"The US and European governments who are protective of Israel, along with the Arab governments who have influence over Hamas, should urge the respective parties to meet their obligations while making it clear that the international community will step in if they continue to evade responsibility."
Following the publication of the UN-commissioned report by South African Judge Richard Goldstone into war crimes and other serious violations, including possible crimes against humanity, committed during the 2009 conflict, Amnesty International sent both the Israeli authorities and Hamas a document setting out the criteria for credible and independent domestic investigations that conform to international standards.
Any investigations carried out by Israel and Hamas must be assessed against such criteria - including the need for the investigating body to be impartial, competent, expert and independent - and to have access to all relevant sources of information.
The UN Fact Finding Mission headed by Judge Richard Goldstone found evidence that both sides had committed war crimes and other serious violations of international law.. So far, neither side has shown a willingness to conduct credible investigations.
"The only investigations to have been carried out since the violence of one year ago have been by the Israeli military into the behaviour of their own forces. Unfortunately these do not meet the international standards stipulated by the UN General Assembly and they have taken place behind closed doors," said Malcolm Smart. "For the investigations to have any credibility, they must be impartial, independent, thorough and transparent."
More than 300 children were among the hundreds of Palestinian civilians killed by indiscriminate Israeli attacks in Gaza. Three Israeli civilians were killed by rocket attacks by Palestinian armed groups, including Hamas, in violation of international law.
Investigations conducted by Israel to date have failed to meet many of the essential standards. Those responsible for the limited investigations that have taken place are officers in the military - the same institution whose actions are being examined. The process is also opaque: it is unknown which cases have been opened and which have been closed, and on the basis of what assessments. No prosecutions for violations of international law have been initiated. The only indication of the results is the declaration by the Israeli army that most allegations of serious violations of international law are baseless and that the rest can be put down to operational mistakes.

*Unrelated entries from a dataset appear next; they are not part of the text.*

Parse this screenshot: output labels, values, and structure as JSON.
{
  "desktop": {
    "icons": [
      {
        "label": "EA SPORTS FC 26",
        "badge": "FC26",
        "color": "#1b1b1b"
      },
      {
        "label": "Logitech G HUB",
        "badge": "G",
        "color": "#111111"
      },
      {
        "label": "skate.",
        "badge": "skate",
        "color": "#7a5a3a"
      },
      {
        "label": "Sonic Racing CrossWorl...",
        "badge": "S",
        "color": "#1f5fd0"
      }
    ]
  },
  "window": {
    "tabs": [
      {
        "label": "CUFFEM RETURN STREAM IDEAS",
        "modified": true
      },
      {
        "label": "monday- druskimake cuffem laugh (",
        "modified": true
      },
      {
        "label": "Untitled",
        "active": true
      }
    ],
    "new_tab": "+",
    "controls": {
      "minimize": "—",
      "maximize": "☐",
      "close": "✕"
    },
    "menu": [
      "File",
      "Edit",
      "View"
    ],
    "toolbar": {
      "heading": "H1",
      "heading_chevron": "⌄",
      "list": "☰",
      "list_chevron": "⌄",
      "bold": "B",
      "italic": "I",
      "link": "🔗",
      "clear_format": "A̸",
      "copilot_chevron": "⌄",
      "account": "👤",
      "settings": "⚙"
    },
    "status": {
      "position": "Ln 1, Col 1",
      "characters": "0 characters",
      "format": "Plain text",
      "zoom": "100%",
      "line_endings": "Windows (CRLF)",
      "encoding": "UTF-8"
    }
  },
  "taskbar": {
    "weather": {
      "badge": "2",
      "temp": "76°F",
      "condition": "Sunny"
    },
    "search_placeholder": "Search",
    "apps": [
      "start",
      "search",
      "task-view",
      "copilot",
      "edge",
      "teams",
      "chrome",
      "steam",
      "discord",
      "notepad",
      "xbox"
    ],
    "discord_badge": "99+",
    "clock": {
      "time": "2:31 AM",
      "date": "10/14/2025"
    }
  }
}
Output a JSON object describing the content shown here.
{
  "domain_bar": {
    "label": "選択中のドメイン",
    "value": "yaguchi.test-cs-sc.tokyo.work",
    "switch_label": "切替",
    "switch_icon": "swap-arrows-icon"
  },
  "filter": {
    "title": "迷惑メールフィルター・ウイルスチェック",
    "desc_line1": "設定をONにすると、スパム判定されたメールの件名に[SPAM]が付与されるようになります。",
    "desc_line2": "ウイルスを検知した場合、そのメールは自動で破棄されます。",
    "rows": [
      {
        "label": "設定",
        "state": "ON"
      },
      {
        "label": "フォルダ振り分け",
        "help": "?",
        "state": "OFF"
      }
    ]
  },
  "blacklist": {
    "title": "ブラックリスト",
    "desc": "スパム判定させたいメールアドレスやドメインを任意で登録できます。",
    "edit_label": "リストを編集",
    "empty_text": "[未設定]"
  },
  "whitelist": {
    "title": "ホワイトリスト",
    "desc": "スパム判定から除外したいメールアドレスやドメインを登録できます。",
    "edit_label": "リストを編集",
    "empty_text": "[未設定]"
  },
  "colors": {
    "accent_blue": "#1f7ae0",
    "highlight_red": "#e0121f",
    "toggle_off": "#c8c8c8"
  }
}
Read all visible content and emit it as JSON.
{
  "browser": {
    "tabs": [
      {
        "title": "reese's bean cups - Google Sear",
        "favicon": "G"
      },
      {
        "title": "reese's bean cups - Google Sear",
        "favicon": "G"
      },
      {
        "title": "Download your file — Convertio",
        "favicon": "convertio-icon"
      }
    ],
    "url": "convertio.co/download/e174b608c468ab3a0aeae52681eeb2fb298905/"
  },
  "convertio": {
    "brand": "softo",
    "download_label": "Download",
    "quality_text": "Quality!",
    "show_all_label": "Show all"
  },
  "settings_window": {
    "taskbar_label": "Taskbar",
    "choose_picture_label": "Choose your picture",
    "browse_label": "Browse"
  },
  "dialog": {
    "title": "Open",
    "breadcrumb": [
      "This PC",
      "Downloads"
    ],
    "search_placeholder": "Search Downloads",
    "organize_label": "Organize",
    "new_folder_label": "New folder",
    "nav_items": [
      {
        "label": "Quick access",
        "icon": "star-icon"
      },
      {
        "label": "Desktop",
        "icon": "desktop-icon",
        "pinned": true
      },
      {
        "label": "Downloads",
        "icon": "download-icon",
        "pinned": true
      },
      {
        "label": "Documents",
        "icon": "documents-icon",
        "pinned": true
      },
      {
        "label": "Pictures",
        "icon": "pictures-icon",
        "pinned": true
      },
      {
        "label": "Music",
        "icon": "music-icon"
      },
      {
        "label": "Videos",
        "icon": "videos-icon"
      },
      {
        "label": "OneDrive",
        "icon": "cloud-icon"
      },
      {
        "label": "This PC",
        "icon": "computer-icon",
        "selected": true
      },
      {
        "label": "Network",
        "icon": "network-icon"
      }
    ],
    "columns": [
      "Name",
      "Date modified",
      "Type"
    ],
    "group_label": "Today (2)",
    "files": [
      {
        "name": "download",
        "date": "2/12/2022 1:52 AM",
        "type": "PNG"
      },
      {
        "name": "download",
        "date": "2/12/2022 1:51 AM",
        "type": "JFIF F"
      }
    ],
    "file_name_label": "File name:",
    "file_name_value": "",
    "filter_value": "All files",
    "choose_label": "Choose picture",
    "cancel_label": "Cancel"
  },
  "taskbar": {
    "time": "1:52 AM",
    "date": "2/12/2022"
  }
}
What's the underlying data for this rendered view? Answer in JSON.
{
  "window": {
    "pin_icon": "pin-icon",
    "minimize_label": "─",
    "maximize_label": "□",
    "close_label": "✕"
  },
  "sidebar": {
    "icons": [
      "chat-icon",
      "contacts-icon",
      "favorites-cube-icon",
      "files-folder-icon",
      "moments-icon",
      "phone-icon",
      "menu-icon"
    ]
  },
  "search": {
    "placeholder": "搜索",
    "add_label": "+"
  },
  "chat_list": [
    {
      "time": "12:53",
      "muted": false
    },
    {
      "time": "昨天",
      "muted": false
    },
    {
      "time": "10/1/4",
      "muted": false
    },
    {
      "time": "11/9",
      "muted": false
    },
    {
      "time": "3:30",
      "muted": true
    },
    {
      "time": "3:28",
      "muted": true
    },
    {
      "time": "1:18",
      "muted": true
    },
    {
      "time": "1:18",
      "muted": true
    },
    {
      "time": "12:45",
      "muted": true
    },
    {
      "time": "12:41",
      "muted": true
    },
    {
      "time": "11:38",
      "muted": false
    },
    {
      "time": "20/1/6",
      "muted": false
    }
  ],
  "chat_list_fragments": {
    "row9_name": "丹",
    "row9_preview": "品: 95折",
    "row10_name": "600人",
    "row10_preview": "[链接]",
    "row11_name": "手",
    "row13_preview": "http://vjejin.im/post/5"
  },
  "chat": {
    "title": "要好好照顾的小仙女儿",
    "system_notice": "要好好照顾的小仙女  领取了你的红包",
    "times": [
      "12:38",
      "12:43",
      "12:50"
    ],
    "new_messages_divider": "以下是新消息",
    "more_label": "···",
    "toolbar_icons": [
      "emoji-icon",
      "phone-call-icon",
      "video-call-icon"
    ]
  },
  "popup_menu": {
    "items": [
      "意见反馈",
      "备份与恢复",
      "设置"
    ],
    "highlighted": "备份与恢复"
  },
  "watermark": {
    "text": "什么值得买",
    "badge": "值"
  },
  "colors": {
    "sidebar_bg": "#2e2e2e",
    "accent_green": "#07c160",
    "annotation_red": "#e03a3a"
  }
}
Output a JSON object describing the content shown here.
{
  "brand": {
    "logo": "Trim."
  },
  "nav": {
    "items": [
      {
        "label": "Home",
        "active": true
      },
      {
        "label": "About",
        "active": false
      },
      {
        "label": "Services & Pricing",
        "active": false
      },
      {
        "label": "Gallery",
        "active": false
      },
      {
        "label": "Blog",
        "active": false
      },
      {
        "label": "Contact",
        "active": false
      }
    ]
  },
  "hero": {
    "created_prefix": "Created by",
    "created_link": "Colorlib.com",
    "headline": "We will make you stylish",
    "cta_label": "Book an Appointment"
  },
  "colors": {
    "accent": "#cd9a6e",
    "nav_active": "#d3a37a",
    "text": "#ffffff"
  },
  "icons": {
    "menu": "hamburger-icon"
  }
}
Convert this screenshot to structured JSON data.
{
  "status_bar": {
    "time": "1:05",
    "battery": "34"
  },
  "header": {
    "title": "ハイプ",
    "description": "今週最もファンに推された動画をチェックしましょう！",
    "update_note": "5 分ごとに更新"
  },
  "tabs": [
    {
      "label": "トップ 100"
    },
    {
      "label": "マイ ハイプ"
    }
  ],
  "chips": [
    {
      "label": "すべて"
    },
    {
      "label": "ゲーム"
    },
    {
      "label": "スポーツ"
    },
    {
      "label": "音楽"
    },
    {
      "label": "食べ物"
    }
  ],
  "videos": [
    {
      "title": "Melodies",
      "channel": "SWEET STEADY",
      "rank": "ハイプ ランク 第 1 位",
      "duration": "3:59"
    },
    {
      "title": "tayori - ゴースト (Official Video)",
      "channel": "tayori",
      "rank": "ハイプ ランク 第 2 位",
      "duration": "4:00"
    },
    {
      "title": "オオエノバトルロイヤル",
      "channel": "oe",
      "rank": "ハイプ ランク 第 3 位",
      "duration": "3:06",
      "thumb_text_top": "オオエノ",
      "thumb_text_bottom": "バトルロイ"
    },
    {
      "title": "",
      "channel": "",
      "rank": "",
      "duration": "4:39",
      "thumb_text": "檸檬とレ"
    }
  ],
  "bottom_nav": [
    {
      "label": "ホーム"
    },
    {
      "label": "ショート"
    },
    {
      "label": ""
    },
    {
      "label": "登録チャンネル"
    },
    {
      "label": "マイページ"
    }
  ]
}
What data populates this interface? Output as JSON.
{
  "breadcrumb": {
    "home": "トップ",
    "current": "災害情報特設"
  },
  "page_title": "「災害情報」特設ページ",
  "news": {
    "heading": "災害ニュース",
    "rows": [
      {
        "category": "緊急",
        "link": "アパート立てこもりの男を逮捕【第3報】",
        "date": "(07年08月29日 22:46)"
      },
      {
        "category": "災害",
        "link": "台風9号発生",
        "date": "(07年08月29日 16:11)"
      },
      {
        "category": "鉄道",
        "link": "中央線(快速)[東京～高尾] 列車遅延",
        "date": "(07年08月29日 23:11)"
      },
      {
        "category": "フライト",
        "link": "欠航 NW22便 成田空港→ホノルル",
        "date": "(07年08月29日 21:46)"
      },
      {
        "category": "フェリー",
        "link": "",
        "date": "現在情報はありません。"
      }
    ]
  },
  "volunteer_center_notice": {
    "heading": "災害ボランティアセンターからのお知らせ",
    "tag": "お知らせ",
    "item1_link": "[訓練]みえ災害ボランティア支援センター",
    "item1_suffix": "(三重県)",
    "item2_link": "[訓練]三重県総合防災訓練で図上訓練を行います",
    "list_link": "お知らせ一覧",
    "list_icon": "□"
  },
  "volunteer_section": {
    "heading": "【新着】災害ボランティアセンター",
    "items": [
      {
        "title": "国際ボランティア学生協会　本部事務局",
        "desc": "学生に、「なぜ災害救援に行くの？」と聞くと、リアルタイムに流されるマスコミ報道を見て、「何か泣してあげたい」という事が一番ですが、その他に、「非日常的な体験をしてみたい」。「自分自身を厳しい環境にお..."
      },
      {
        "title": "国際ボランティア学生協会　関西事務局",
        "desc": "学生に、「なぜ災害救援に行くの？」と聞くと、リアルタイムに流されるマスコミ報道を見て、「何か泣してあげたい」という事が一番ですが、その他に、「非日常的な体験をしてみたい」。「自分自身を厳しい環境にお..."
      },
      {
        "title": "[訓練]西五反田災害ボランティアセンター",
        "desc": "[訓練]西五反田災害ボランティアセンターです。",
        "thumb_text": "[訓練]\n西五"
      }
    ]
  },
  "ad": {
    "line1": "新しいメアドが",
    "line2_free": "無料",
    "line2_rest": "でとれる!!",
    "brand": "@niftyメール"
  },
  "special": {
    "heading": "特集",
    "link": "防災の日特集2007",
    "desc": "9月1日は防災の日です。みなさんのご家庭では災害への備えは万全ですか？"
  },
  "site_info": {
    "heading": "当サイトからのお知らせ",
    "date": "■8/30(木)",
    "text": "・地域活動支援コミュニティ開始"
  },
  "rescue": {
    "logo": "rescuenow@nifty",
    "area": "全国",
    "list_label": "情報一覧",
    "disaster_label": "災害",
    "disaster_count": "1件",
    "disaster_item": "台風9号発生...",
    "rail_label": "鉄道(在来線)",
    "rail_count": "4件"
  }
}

Hamas, for its part, has not shown any serious inclination to set up an investigation. The de facto Hamas administration in Gaza has stopped firing indiscriminate rockets into civilian areas in southern Israel but only as a temporary measure and without renouncing the practice which Judge Goldstone declared to be a war crime.